After a thrilling weekend, the final two teams in the race to the MLS Cup have been decided. This Sunday the LA Galaxy will play host to the New England Revolution in a game that will crown the new MLS Cup champion and conclude the 2014 season.
Fortunately for Major League Soccer (and all us writers), this past weekend has been full of compelling storylines and captivating narratives that we all get to talk about. It has also set the stage for an exciting final, chock full of stories of its own to explore.

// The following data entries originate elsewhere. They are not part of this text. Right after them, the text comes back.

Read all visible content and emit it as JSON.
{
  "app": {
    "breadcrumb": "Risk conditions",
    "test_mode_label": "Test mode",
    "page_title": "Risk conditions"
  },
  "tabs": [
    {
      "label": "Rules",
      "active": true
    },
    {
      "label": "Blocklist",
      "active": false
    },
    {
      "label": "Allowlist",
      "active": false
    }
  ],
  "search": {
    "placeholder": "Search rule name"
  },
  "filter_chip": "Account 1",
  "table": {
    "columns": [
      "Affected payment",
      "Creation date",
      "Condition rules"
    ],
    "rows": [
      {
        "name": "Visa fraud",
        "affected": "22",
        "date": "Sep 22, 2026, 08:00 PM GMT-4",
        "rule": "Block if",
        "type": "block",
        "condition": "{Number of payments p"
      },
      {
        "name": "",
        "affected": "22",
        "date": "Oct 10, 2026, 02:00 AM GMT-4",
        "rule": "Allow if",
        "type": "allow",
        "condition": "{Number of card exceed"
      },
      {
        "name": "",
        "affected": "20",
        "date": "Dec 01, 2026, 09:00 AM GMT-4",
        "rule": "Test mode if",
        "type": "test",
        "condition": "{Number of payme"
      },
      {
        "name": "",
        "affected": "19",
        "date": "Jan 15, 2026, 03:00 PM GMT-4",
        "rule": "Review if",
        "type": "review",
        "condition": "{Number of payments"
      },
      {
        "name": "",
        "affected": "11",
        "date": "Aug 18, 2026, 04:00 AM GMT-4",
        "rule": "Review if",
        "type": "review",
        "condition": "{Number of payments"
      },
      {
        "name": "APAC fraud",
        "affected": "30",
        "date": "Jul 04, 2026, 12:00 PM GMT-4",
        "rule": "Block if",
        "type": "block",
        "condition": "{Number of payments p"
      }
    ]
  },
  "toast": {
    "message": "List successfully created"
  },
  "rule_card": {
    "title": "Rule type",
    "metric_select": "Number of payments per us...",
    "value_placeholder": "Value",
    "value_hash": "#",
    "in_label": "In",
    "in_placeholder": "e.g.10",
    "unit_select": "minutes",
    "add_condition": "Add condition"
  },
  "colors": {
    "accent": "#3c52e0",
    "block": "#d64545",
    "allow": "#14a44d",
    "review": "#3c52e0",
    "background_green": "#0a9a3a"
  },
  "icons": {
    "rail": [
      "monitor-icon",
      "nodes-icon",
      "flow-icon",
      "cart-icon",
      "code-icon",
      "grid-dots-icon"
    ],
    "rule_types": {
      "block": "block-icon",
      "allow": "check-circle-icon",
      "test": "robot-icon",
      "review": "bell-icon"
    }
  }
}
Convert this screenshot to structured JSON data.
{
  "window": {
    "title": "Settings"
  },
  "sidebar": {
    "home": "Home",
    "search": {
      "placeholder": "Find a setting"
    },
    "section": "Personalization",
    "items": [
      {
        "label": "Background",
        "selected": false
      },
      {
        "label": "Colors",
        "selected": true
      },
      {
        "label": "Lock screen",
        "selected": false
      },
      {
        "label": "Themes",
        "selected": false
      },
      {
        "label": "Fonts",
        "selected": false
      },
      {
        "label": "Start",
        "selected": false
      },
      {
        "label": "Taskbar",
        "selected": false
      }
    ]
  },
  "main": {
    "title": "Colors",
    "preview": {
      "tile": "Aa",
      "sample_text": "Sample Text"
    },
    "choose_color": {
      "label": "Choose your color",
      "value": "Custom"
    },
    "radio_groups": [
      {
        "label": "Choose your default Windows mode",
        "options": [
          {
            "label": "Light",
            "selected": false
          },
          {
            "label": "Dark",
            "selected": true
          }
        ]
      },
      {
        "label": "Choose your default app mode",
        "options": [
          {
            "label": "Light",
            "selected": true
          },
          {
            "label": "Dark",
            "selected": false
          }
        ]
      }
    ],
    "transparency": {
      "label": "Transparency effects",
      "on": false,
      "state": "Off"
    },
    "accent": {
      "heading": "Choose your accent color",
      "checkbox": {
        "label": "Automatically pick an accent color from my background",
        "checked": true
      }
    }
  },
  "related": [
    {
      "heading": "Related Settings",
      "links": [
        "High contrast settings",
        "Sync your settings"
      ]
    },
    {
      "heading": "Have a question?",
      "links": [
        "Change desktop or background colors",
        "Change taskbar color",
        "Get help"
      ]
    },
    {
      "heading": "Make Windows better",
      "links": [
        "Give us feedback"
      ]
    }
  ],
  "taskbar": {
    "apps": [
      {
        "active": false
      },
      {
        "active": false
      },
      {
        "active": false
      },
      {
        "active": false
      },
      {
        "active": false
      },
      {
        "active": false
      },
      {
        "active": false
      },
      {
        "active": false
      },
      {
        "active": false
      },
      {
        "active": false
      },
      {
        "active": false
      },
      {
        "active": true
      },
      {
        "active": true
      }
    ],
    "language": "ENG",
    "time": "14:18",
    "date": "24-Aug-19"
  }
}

For me, this has been one of the most entertaining playoff races in quite some time and, as a neutral, I found myself discovering more and more reasons to pull for each of the four teams. Although two of the four teams have been eliminated, there are still plenty of questions left to be answered and many story arcs left to be resolved. Here are some of my favorite talking points that have developed from these Conference Finals. Continue reading MLS Playoff Weekend: Exploring the Conference Finals
Orlando City takes the field in MLS in 2015 and, over time, a team will emerge that will infuriate our fan base and become the most hated team in all the land. Rivalries are forged over time, owing to on-field incidents, displays of poor sportsmanship, injuries or some other unexpected flashpoint.
Whether through a nasty challenge leading to a red card, a team-vs.-team brawl, or some other unforeseen event, Orlando City will develop a hated rival—some team that our fans will come to detest above all others. Which team that might be—and it’s possible that team isn’t even in MLS as of yet—remains to be seen. But why wait? Let’s talk about the top candidates before a single ball has even been kicked, because it’s fun and that’s all we can do at this point.
There are multiple reasons why New York City FC might become the most hated team among Lions fans. First of all, they’re from New York. Everyone outside of the greater New York area tends to detest New York teams. Call it a media bias toward the East Coast, the New York market itself, or a city-to-city inferiority complex, other towns tend to resent New York. This alone could build animosity.
Continue reading Top Five Candidates to Become Orlando’s MLS Rival
It was a quiet weekend for Orlando City news. The club held its Play Bingo Ladies Luncheon, presented by Winnie Palmer Hospital for Women & Babies, on Saturday at the Rosen Plaza Hotel—providing a day of bingo, champagne, mimosas and prizes from Tiffany’s for those in attendance.
The Orlando City Foundation is doing good work in the Orlando area, making the world a better place for the children of Central Florida.
In other news, Tommy Redding and Tyler Turner left to join the U.S. U-20 team on its trip to Spain, in preparation for U-20 FIFA World Cup qualifying in January 2015. The U-20 team will compete in three matches in Marbella while overseas. The U.S. will take on Russia (U-21), the Republic of Ireland and Canada.
Continue reading The Weekend in Soccer…(11/10/14)
This is the second part of a series in which we introduce Orlando City fans to the teams our Lions will be facing in 2015 when the team starts play in Major League Soccer. Today we take a look at the New York Red Bulls.
Telling us about New York is Matt Coyne, managing editor at SB Nation’s Red Bulls blog, Once a Metro.
What are the three most important things Orlando City fans need to know about the New York Red Bulls?
1. We used to be the MetroStars. Some Orlando City fans might remember the bad old days of MLS 1.0. Well, during that period, the Red Bulls were first the New York/New Jersey MetroStars, then just the MetroStars. Those guys in red-and-black vertical stripes playing home games in Giants Stadium? Same team.
In 2006, soft drink giant Red Bull bought the team and rebranded them the New York Red Bulls, much to the consternation of many fans. It’s come with some good—Red Bull Arena wouldn’t be the same facility without the injection of money from Red Bull, nor would the team have Thierry Henry or Tim Cahill on the roster—but a lot of bad, as the owner is loath to recognize the team’s early history and regularly puts incompetent people in charge. Despite dropping more than $200 million on a stadium, Red Bull owner Dietrich Mateschitz has never actually been to it.
Continue reading Meet Our New Foes: New York Red Bulls